By Joel Iyorwa
“Now I am speaking to you Gentiles. Inasmuch then as I am an apostle to the Gentiles, I magnify my ministry.” Romans 11:13 (RSV)
In my several years of being involved in mobilization, I have had the opportunity of interacting with hundreds of young people. The general perception found among this emerging generation of believers is that missions is some kind of third-rate or low-grade career path.
Message bearers are associated in many places, by many people, with drop-outs, those who couldn’t make good grades in college, or those who couldn’t get a place on the so-called professional courses in university.
In fact, some even dare to say it is the sort of ministry path we assign to those who are not all that important to the life of the local church.
The vibrant, strong and mature guys stay at home and serve on the Church leadership team and help the pastor, while those who are ‘disposable’ can be released for missions.
Recently, I was surprised when a godly woman I know, called my attention to the ‘misbehaviour’ of her son, whom she claimed has decided to ‘waste his life and education’ by becoming a message bearer(missionary) instead of getting a job in the city.
I also personally had a “concerned woman” as she called herself, ask me “don’t you think you’re wasting your life?”
To be fully involved in missions, rather than taking up a corporate job and earning a fat salary is considered “a waste.” Not every one might call it a waste, but most think it is not high on the list of great things to do with one’s life.
There are countless number of cases like this that we all have come across that have skewed the balances of nobility and worthiness in disfavor of missions and message bearer service.
When we reflect deeply on why missions continues to rank so low on the career options for many people, we cannot help but notice the extent to which we have bent to worldly standards of successful living. We have done the exact thing scripture warns us not to do: “be not conformed to the patterns of this world” (Rom 12:2).
But God sees things differently. While the world defines success and greatness by tangible, physical things, God
defines it by spiritual and eternal values. In God’s order, which supersedes our human ideas, only things that have value beyond this world are truly important.
True success and greatness in God’s eyes therefore is one’s relative progression in those things with value in eternity, beyond time.
Unless we begin to see as God sees, we will always make the terrible mistake of buying into the world’s idea that life is wasted when it is spent pursuing the glory of God among the nations and successful when it is spent pursuing personal comfort and economic power.
The only man who ever stooped low to be a message bearer was Jesus. He stooped low so that everyone else can step-up and step higher into co-laboring with Him for the glory and praise of God in the earth.

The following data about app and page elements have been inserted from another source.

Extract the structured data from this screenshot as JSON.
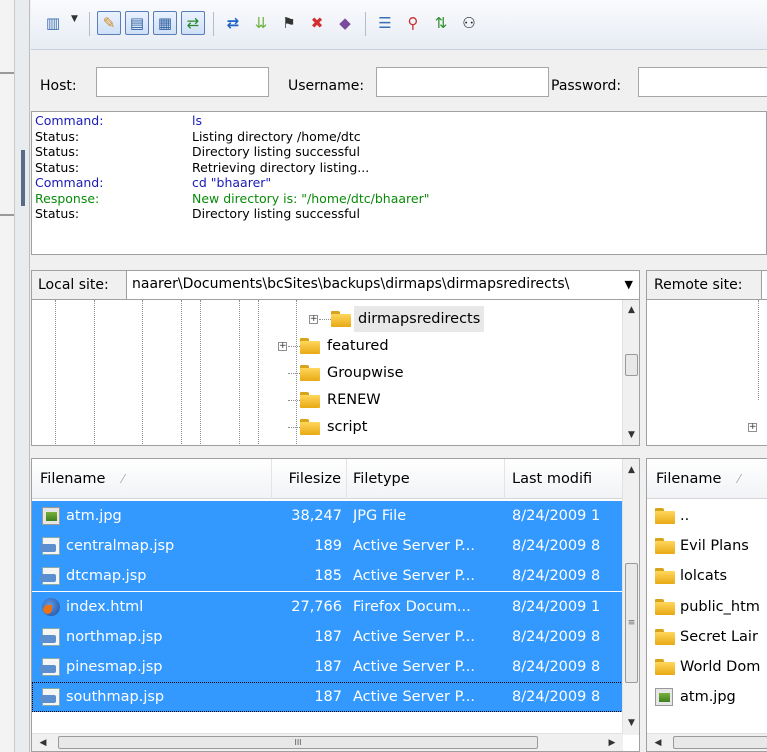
{
  "toolbar": {
    "icons": [
      "site-manager-icon",
      "dropdown-arrow-icon",
      "toggle-log-icon",
      "toggle-local-tree-icon",
      "toggle-remote-tree-icon",
      "toggle-queue-icon",
      "refresh-icon",
      "process-queue-icon",
      "cancel-icon",
      "disconnect-icon",
      "reconnect-icon",
      "directory-listing-filters-icon",
      "compare-icon",
      "sync-browsing-icon",
      "search-icon"
    ]
  },
  "quickconnect": {
    "host_label": "Host:",
    "username_label": "Username:",
    "password_label": "Password:",
    "host_value": "",
    "username_value": "",
    "password_value": ""
  },
  "log": [
    {
      "type": "Command:",
      "msg": "ls",
      "color": "blue"
    },
    {
      "type": "Status:",
      "msg": "Listing directory /home/dtc",
      "color": "black"
    },
    {
      "type": "Status:",
      "msg": "Directory listing successful",
      "color": "black"
    },
    {
      "type": "Status:",
      "msg": "Retrieving directory listing...",
      "color": "black"
    },
    {
      "type": "Command:",
      "msg": "cd \"bhaarer\"",
      "color": "blue"
    },
    {
      "type": "Response:",
      "msg": "New directory is: \"/home/dtc/bhaarer\"",
      "color": "green"
    },
    {
      "type": "Status:",
      "msg": "Directory listing successful",
      "color": "black"
    }
  ],
  "local_site": {
    "label": "Local site:",
    "path": "naarer\\Documents\\bcSites\\backups\\dirmaps\\dirmapsredirects\\"
  },
  "remote_site": {
    "label": "Remote site:"
  },
  "local_tree": [
    {
      "name": "dirmapsredirects",
      "expander": "+",
      "selected": true
    },
    {
      "name": "featured",
      "expander": "+",
      "selected": false
    },
    {
      "name": "Groupwise",
      "expander": "",
      "selected": false
    },
    {
      "name": "RENEW",
      "expander": "",
      "selected": false
    },
    {
      "name": "script",
      "expander": "",
      "selected": false
    }
  ],
  "local_files": {
    "columns": [
      "Filename",
      "Filesize",
      "Filetype",
      "Last modifi"
    ],
    "sort_indicator": "⁄",
    "rows": [
      {
        "name": "atm.jpg",
        "size": "38,247",
        "type": "JPG File",
        "modified": "8/24/2009 1",
        "icon": "jpg-file-icon"
      },
      {
        "name": "centralmap.jsp",
        "size": "189",
        "type": "Active Server P...",
        "modified": "8/24/2009 8",
        "icon": "jsp-file-icon"
      },
      {
        "name": "dtcmap.jsp",
        "size": "185",
        "type": "Active Server P...",
        "modified": "8/24/2009 8",
        "icon": "jsp-file-icon"
      },
      {
        "name": "index.html",
        "size": "27,766",
        "type": "Firefox Docum...",
        "modified": "8/24/2009 1",
        "icon": "firefox-html-icon"
      },
      {
        "name": "northmap.jsp",
        "size": "187",
        "type": "Active Server P...",
        "modified": "8/24/2009 8",
        "icon": "jsp-file-icon"
      },
      {
        "name": "pinesmap.jsp",
        "size": "187",
        "type": "Active Server P...",
        "modified": "8/24/2009 8",
        "icon": "jsp-file-icon"
      },
      {
        "name": "southmap.jsp",
        "size": "187",
        "type": "Active Server P...",
        "modified": "8/24/2009 8",
        "icon": "jsp-file-icon"
      }
    ]
  },
  "remote_files": {
    "columns": [
      "Filename"
    ],
    "sort_indicator": "⁄",
    "rows": [
      {
        "name": "..",
        "icon": "folder-icon"
      },
      {
        "name": "Evil Plans",
        "icon": "folder-icon"
      },
      {
        "name": "lolcats",
        "icon": "folder-icon"
      },
      {
        "name": "public_htm",
        "icon": "folder-icon"
      },
      {
        "name": "Secret Lair",
        "icon": "folder-icon"
      },
      {
        "name": "World Dom",
        "icon": "folder-icon"
      },
      {
        "name": "atm.jpg",
        "icon": "jpg-file-icon"
      }
    ]
  },
  "scroll": {
    "hthumb_glyph": "III"
  },
  "colors": {
    "selection": "#3399ff",
    "command_blue": "#1a1ab8",
    "response_green": "#0a8a0a"
  }
}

Jesus left the glory of heaven, and of being God, to become flesh and dwell among us to bring us the hope of salvation and reconciliation with the Father.
To join Jesus in this labor is not to stoop low. It is to step into honor and into a higher value system, too high for the standards of this world.

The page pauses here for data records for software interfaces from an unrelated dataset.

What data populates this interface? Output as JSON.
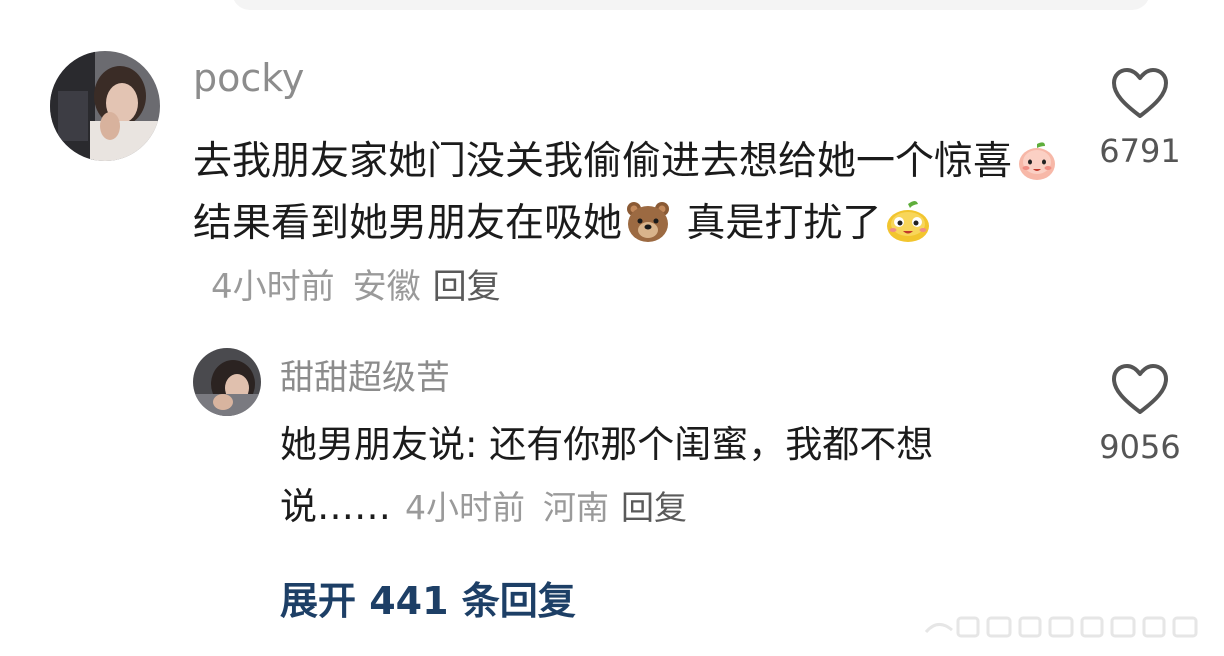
{
  "comment": {
    "username": "pocky",
    "text_part1": "去我朋友家她门没关我偷偷进去想给她一个惊喜",
    "emoji1": "peach-face-emoji",
    "text_part2": "结果看到她男朋友在吸她",
    "emoji2": "bear-face-emoji",
    "text_part3": " 真是打扰了",
    "emoji3": "yellow-blob-emoji",
    "time": "4小时前",
    "location": "安徽",
    "reply_label": "回复",
    "like_count": "6791"
  },
  "reply": {
    "username": "甜甜超级苦",
    "text": "她男朋友说: 还有你那个闺蜜，我都不想说……",
    "time": "4小时前",
    "location": "河南",
    "reply_label": "回复",
    "like_count": "9056"
  },
  "expand_label": "展开 441 条回复",
  "colors": {
    "username": "#8c8c8c",
    "meta": "#9a9a9a",
    "expand": "#1d3f66",
    "heart_outline": "#555555"
  }
}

The American dream pales in comparison to God’s dream of all nations becoming blessed as they worship Him. Like Mary, each time the alabaster jar of a young life is “broken and poured out” to the Lord in sacrificial cross-cultural labor, it is considered a ‘waste’ and thought of as foolishness by the world.
In Paul’s letter to the Philippians we find the anecdote to this sad trend. Paul spoke about ‘magnifying his office’ or his ministry.

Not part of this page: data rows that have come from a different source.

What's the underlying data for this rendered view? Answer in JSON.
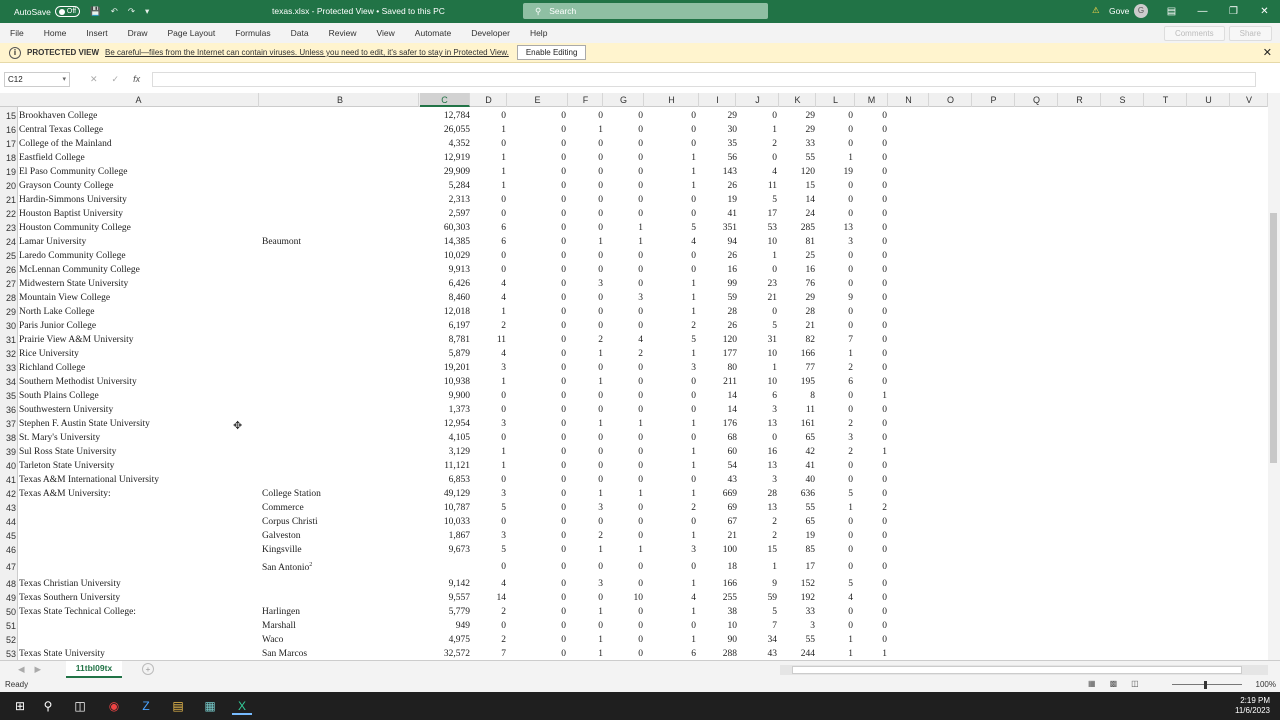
{
  "titlebar": {
    "autosave_label": "AutoSave",
    "autosave_state": "Off",
    "file_title": "texas.xlsx  -  Protected View  •  Saved to this PC",
    "search_placeholder": "Search",
    "user_name": "Gove",
    "avatar_initial": "G"
  },
  "menu": [
    "File",
    "Home",
    "Insert",
    "Draw",
    "Page Layout",
    "Formulas",
    "Data",
    "Review",
    "View",
    "Automate",
    "Developer",
    "Help"
  ],
  "menu_right": {
    "comments": "Comments",
    "share": "Share"
  },
  "protected_view": {
    "label": "PROTECTED VIEW",
    "message": "Be careful—files from the Internet can contain viruses. Unless you need to edit, it's safer to stay in Protected View.",
    "button": "Enable Editing"
  },
  "formula_bar": {
    "name_box": "C12",
    "fx": "fx",
    "value": ""
  },
  "columns": [
    "A",
    "B",
    "C",
    "D",
    "E",
    "F",
    "G",
    "H",
    "I",
    "J",
    "K",
    "L",
    "M",
    "N",
    "O",
    "P",
    "Q",
    "R",
    "S",
    "T",
    "U",
    "V"
  ],
  "selected_column": "C",
  "partial_row": {
    "num": "14",
    "a": "Baird College"
  },
  "rows": [
    {
      "n": "15",
      "a": "Brookhaven College",
      "b": "",
      "c": "12,784",
      "d": "0",
      "e": "0",
      "f": "0",
      "g": "0",
      "h": "0",
      "i": "29",
      "j": "0",
      "k": "29",
      "l": "0",
      "m": "0"
    },
    {
      "n": "16",
      "a": "Central Texas College",
      "b": "",
      "c": "26,055",
      "d": "1",
      "e": "0",
      "f": "1",
      "g": "0",
      "h": "0",
      "i": "30",
      "j": "1",
      "k": "29",
      "l": "0",
      "m": "0"
    },
    {
      "n": "17",
      "a": "College of the Mainland",
      "b": "",
      "c": "4,352",
      "d": "0",
      "e": "0",
      "f": "0",
      "g": "0",
      "h": "0",
      "i": "35",
      "j": "2",
      "k": "33",
      "l": "0",
      "m": "0"
    },
    {
      "n": "18",
      "a": "Eastfield College",
      "b": "",
      "c": "12,919",
      "d": "1",
      "e": "0",
      "f": "0",
      "g": "0",
      "h": "1",
      "i": "56",
      "j": "0",
      "k": "55",
      "l": "1",
      "m": "0"
    },
    {
      "n": "19",
      "a": "El Paso Community College",
      "b": "",
      "c": "29,909",
      "d": "1",
      "e": "0",
      "f": "0",
      "g": "0",
      "h": "1",
      "i": "143",
      "j": "4",
      "k": "120",
      "l": "19",
      "m": "0"
    },
    {
      "n": "20",
      "a": "Grayson County College",
      "b": "",
      "c": "5,284",
      "d": "1",
      "e": "0",
      "f": "0",
      "g": "0",
      "h": "1",
      "i": "26",
      "j": "11",
      "k": "15",
      "l": "0",
      "m": "0"
    },
    {
      "n": "21",
      "a": "Hardin-Simmons University",
      "b": "",
      "c": "2,313",
      "d": "0",
      "e": "0",
      "f": "0",
      "g": "0",
      "h": "0",
      "i": "19",
      "j": "5",
      "k": "14",
      "l": "0",
      "m": "0"
    },
    {
      "n": "22",
      "a": "Houston Baptist University",
      "b": "",
      "c": "2,597",
      "d": "0",
      "e": "0",
      "f": "0",
      "g": "0",
      "h": "0",
      "i": "41",
      "j": "17",
      "k": "24",
      "l": "0",
      "m": "0"
    },
    {
      "n": "23",
      "a": "Houston Community College",
      "b": "",
      "c": "60,303",
      "d": "6",
      "e": "0",
      "f": "0",
      "g": "1",
      "h": "5",
      "i": "351",
      "j": "53",
      "k": "285",
      "l": "13",
      "m": "0"
    },
    {
      "n": "24",
      "a": "Lamar University",
      "b": "Beaumont",
      "c": "14,385",
      "d": "6",
      "e": "0",
      "f": "1",
      "g": "1",
      "h": "4",
      "i": "94",
      "j": "10",
      "k": "81",
      "l": "3",
      "m": "0"
    },
    {
      "n": "25",
      "a": "Laredo Community College",
      "b": "",
      "c": "10,029",
      "d": "0",
      "e": "0",
      "f": "0",
      "g": "0",
      "h": "0",
      "i": "26",
      "j": "1",
      "k": "25",
      "l": "0",
      "m": "0"
    },
    {
      "n": "26",
      "a": "McLennan Community College",
      "b": "",
      "c": "9,913",
      "d": "0",
      "e": "0",
      "f": "0",
      "g": "0",
      "h": "0",
      "i": "16",
      "j": "0",
      "k": "16",
      "l": "0",
      "m": "0"
    },
    {
      "n": "27",
      "a": "Midwestern State University",
      "b": "",
      "c": "6,426",
      "d": "4",
      "e": "0",
      "f": "3",
      "g": "0",
      "h": "1",
      "i": "99",
      "j": "23",
      "k": "76",
      "l": "0",
      "m": "0"
    },
    {
      "n": "28",
      "a": "Mountain View College",
      "b": "",
      "c": "8,460",
      "d": "4",
      "e": "0",
      "f": "0",
      "g": "3",
      "h": "1",
      "i": "59",
      "j": "21",
      "k": "29",
      "l": "9",
      "m": "0"
    },
    {
      "n": "29",
      "a": "North Lake College",
      "b": "",
      "c": "12,018",
      "d": "1",
      "e": "0",
      "f": "0",
      "g": "0",
      "h": "1",
      "i": "28",
      "j": "0",
      "k": "28",
      "l": "0",
      "m": "0"
    },
    {
      "n": "30",
      "a": "Paris Junior College",
      "b": "",
      "c": "6,197",
      "d": "2",
      "e": "0",
      "f": "0",
      "g": "0",
      "h": "2",
      "i": "26",
      "j": "5",
      "k": "21",
      "l": "0",
      "m": "0"
    },
    {
      "n": "31",
      "a": "Prairie View A&M University",
      "b": "",
      "c": "8,781",
      "d": "11",
      "e": "0",
      "f": "2",
      "g": "4",
      "h": "5",
      "i": "120",
      "j": "31",
      "k": "82",
      "l": "7",
      "m": "0"
    },
    {
      "n": "32",
      "a": "Rice University",
      "b": "",
      "c": "5,879",
      "d": "4",
      "e": "0",
      "f": "1",
      "g": "2",
      "h": "1",
      "i": "177",
      "j": "10",
      "k": "166",
      "l": "1",
      "m": "0"
    },
    {
      "n": "33",
      "a": "Richland College",
      "b": "",
      "c": "19,201",
      "d": "3",
      "e": "0",
      "f": "0",
      "g": "0",
      "h": "3",
      "i": "80",
      "j": "1",
      "k": "77",
      "l": "2",
      "m": "0"
    },
    {
      "n": "34",
      "a": "Southern Methodist University",
      "b": "",
      "c": "10,938",
      "d": "1",
      "e": "0",
      "f": "1",
      "g": "0",
      "h": "0",
      "i": "211",
      "j": "10",
      "k": "195",
      "l": "6",
      "m": "0"
    },
    {
      "n": "35",
      "a": "South Plains College",
      "b": "",
      "c": "9,900",
      "d": "0",
      "e": "0",
      "f": "0",
      "g": "0",
      "h": "0",
      "i": "14",
      "j": "6",
      "k": "8",
      "l": "0",
      "m": "1"
    },
    {
      "n": "36",
      "a": "Southwestern University",
      "b": "",
      "c": "1,373",
      "d": "0",
      "e": "0",
      "f": "0",
      "g": "0",
      "h": "0",
      "i": "14",
      "j": "3",
      "k": "11",
      "l": "0",
      "m": "0"
    },
    {
      "n": "37",
      "a": "Stephen F. Austin State University",
      "b": "",
      "c": "12,954",
      "d": "3",
      "e": "0",
      "f": "1",
      "g": "1",
      "h": "1",
      "i": "176",
      "j": "13",
      "k": "161",
      "l": "2",
      "m": "0"
    },
    {
      "n": "38",
      "a": "St. Mary's University",
      "b": "",
      "c": "4,105",
      "d": "0",
      "e": "0",
      "f": "0",
      "g": "0",
      "h": "0",
      "i": "68",
      "j": "0",
      "k": "65",
      "l": "3",
      "m": "0"
    },
    {
      "n": "39",
      "a": "Sul Ross State University",
      "b": "",
      "c": "3,129",
      "d": "1",
      "e": "0",
      "f": "0",
      "g": "0",
      "h": "1",
      "i": "60",
      "j": "16",
      "k": "42",
      "l": "2",
      "m": "1"
    },
    {
      "n": "40",
      "a": "Tarleton State University",
      "b": "",
      "c": "11,121",
      "d": "1",
      "e": "0",
      "f": "0",
      "g": "0",
      "h": "1",
      "i": "54",
      "j": "13",
      "k": "41",
      "l": "0",
      "m": "0"
    },
    {
      "n": "41",
      "a": "Texas A&M International University",
      "b": "",
      "c": "6,853",
      "d": "0",
      "e": "0",
      "f": "0",
      "g": "0",
      "h": "0",
      "i": "43",
      "j": "3",
      "k": "40",
      "l": "0",
      "m": "0"
    },
    {
      "n": "42",
      "a": "Texas A&M University:",
      "b": "College Station",
      "c": "49,129",
      "d": "3",
      "e": "0",
      "f": "1",
      "g": "1",
      "h": "1",
      "i": "669",
      "j": "28",
      "k": "636",
      "l": "5",
      "m": "0"
    },
    {
      "n": "43",
      "a": "",
      "b": "Commerce",
      "c": "10,787",
      "d": "5",
      "e": "0",
      "f": "3",
      "g": "0",
      "h": "2",
      "i": "69",
      "j": "13",
      "k": "55",
      "l": "1",
      "m": "2"
    },
    {
      "n": "44",
      "a": "",
      "b": "Corpus Christi",
      "c": "10,033",
      "d": "0",
      "e": "0",
      "f": "0",
      "g": "0",
      "h": "0",
      "i": "67",
      "j": "2",
      "k": "65",
      "l": "0",
      "m": "0"
    },
    {
      "n": "45",
      "a": "",
      "b": "Galveston",
      "c": "1,867",
      "d": "3",
      "e": "0",
      "f": "2",
      "g": "0",
      "h": "1",
      "i": "21",
      "j": "2",
      "k": "19",
      "l": "0",
      "m": "0"
    },
    {
      "n": "46",
      "a": "",
      "b": "Kingsville",
      "c": "9,673",
      "d": "5",
      "e": "0",
      "f": "1",
      "g": "1",
      "h": "3",
      "i": "100",
      "j": "15",
      "k": "85",
      "l": "0",
      "m": "0"
    },
    {
      "n": "47",
      "a": "",
      "b": "San Antonio",
      "sup": "2",
      "c": "",
      "d": "0",
      "e": "0",
      "f": "0",
      "g": "0",
      "h": "0",
      "i": "18",
      "j": "1",
      "k": "17",
      "l": "0",
      "m": "0"
    },
    {
      "n": "48",
      "a": "Texas Christian University",
      "b": "",
      "c": "9,142",
      "d": "4",
      "e": "0",
      "f": "3",
      "g": "0",
      "h": "1",
      "i": "166",
      "j": "9",
      "k": "152",
      "l": "5",
      "m": "0"
    },
    {
      "n": "49",
      "a": "Texas Southern University",
      "b": "",
      "c": "9,557",
      "d": "14",
      "e": "0",
      "f": "0",
      "g": "10",
      "h": "4",
      "i": "255",
      "j": "59",
      "k": "192",
      "l": "4",
      "m": "0"
    },
    {
      "n": "50",
      "a": "Texas State Technical College:",
      "b": "Harlingen",
      "c": "5,779",
      "d": "2",
      "e": "0",
      "f": "1",
      "g": "0",
      "h": "1",
      "i": "38",
      "j": "5",
      "k": "33",
      "l": "0",
      "m": "0"
    },
    {
      "n": "51",
      "a": "",
      "b": "Marshall",
      "c": "949",
      "d": "0",
      "e": "0",
      "f": "0",
      "g": "0",
      "h": "0",
      "i": "10",
      "j": "7",
      "k": "3",
      "l": "0",
      "m": "0"
    },
    {
      "n": "52",
      "a": "",
      "b": "Waco",
      "c": "4,975",
      "d": "2",
      "e": "0",
      "f": "1",
      "g": "0",
      "h": "1",
      "i": "90",
      "j": "34",
      "k": "55",
      "l": "1",
      "m": "0"
    },
    {
      "n": "53",
      "a": "Texas State University",
      "b": "San Marcos",
      "c": "32,572",
      "d": "7",
      "e": "0",
      "f": "1",
      "g": "0",
      "h": "6",
      "i": "288",
      "j": "43",
      "k": "244",
      "l": "1",
      "m": "1"
    }
  ],
  "sheet_tab": "11tbl09tx",
  "status": {
    "ready": "Ready",
    "zoom": "100%"
  },
  "clock": {
    "time": "2:19 PM",
    "date": "11/6/2023"
  },
  "colors": {
    "excel_green": "#217346",
    "protected_bar": "#fff4ce"
  }
}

He was called to go and serve the Gentiles at a time when it was hugely unpopular and even dangerous to do so. The secret to Paul’s unwavering consistency and faithfulness in that calling was that he was always ‘magnifying’ it.
What did Paul mean when he said “I magnify my ministry” and how can we do the same today? The word Paul uses here is the Greek word ‘megaluno’ meaning “to make large”, “to grow” or “make greater.” It is the verb form of the word ‘mega’ – big, large, great.
This is the idea when we say things like megapixel or megachurch. The real idea of ‘megaluno’ is in English as someone has said, to “megatize”, i.e., making something big.
Magnifying missions does not mean having an inaccurate, exaggerated, falsified and unrealistic perception about our work not like a magnifying glass or microscope but to make clearer, to bring closer so as to see better, to see it as big as it truly is like a telescope or binoculars.
God must take away our myopic vision and perception about missions and give us a telescopic vision.